Silicon Valley has a pretty large population, around four million people live there. However, the Valley has a suburban, rather than urban feel to it. The buildings are low and spread out, and even the most prominent venture capital firms on Sand Hill Road use one- or two story buildings as offices. The elevator in our hotel gives us a clue why this is the case – the button marked “Earthquake” is seldom seen in Europe.

California is located where two tectonic plates meet – the Pacific plate and the North American plate. Geologists estimate that the probability of a large earthquake with substantial destructive capabilities is almost 70 per cent for the coming 15 years.

Earthquakes are not unusual in the area, just like in many other parts in the world – and the constant risk has affected the infrastructure of the valley.
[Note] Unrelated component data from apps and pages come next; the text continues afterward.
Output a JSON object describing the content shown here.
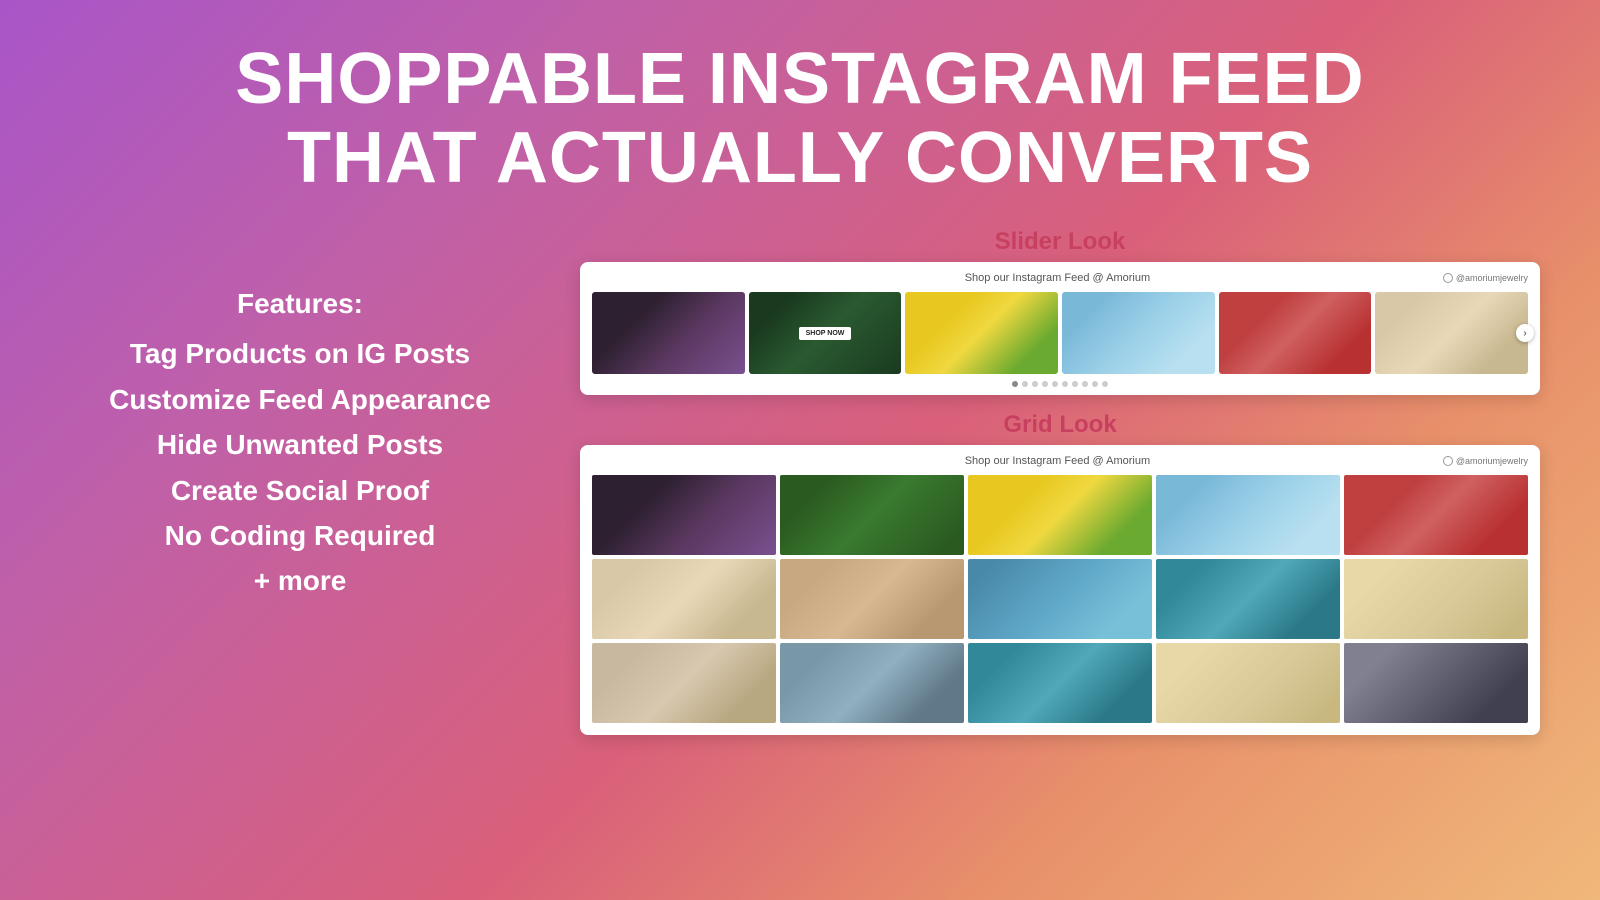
{
  "headline": {
    "line1": "SHOPPABLE INSTAGRAM FEED",
    "line2": "THAT ACTUALLY CONVERTS"
  },
  "features": {
    "label": "Features:",
    "items": [
      "Tag Products on IG Posts",
      "Customize Feed Appearance",
      "Hide Unwanted Posts",
      "Create Social Proof",
      "No Coding Required",
      "+ more"
    ]
  },
  "slider": {
    "label": "Slider Look",
    "header_title": "Shop our Instagram Feed @ Amorium",
    "handle": "@amoriumjewelry",
    "dots_count": 10,
    "active_dot": 0
  },
  "grid": {
    "label": "Grid Look",
    "header_title": "Shop our Instagram Feed @ Amorium",
    "handle": "@amoriumjewelry"
  }
}
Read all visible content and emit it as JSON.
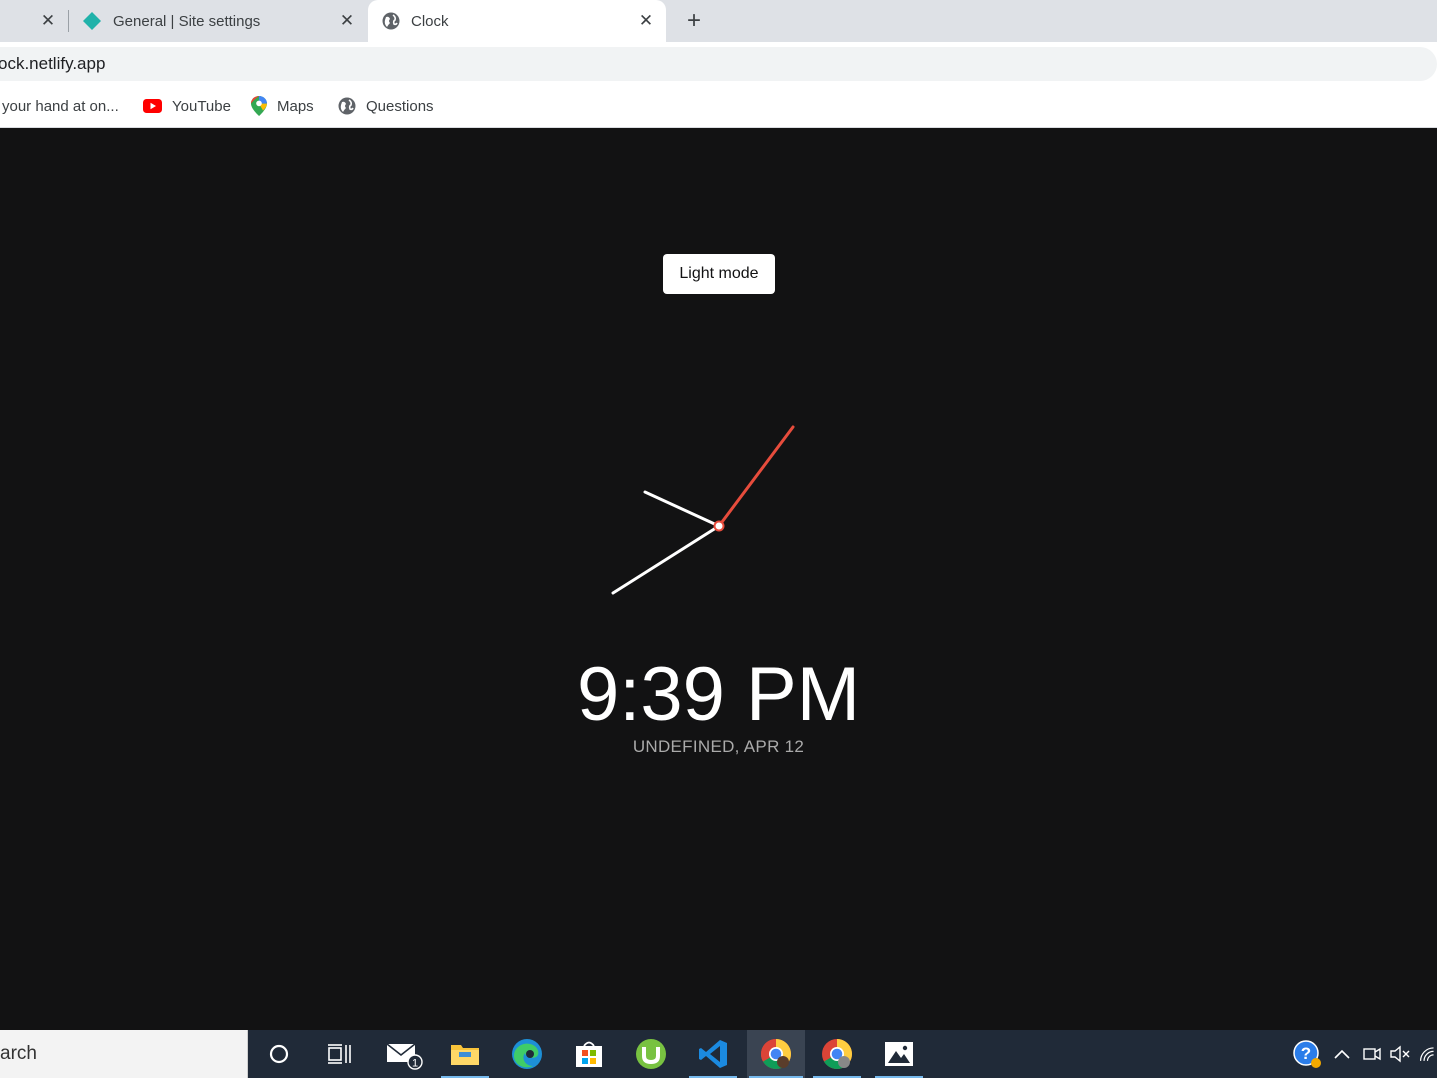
{
  "browser": {
    "tabs": [
      {
        "title": "",
        "favicon": "none",
        "active": false
      },
      {
        "title": "General | Site settings",
        "favicon": "netlify-diamond-icon",
        "active": false
      },
      {
        "title": "Clock",
        "favicon": "globe-icon",
        "active": true
      }
    ],
    "new_tab_icon": "+",
    "close_glyph": "✕",
    "address_bar": {
      "url": "ock.netlify.app"
    },
    "bookmarks": [
      {
        "label": "your hand at on...",
        "icon": "none"
      },
      {
        "label": "YouTube",
        "icon": "youtube-icon"
      },
      {
        "label": "Maps",
        "icon": "maps-pin-icon"
      },
      {
        "label": "Questions",
        "icon": "globe-icon"
      }
    ]
  },
  "page": {
    "toggle_label": "Light mode",
    "time": "9:39 PM",
    "date": "UNDEFINED, APR 12",
    "colors": {
      "background": "#121213",
      "hand": "#ffffff",
      "second_hand": "#e74c3c"
    }
  },
  "taskbar": {
    "search_text": "arch",
    "mail_badge": "1",
    "apps": [
      "cortana-icon",
      "task-view-icon",
      "mail-icon",
      "file-explorer-icon",
      "edge-icon",
      "store-icon",
      "utorrent-icon",
      "vscode-icon",
      "chrome-icon",
      "chrome-icon",
      "photos-icon"
    ]
  }
}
A large earthquake could lead to disastrous consequences for the people of Silicon Valley, but could also lead to unforeseen consequences for the rest of the world. What happens to the global Internet infrastructure for example? According to this (https://www.quora.com/What-would-happen-to-the-worlds-internet-infrastructure-services-and-businesses-should-a-major-earthquake-hit-Silicon-Valley) it seems we do not have to worry too much about that at least.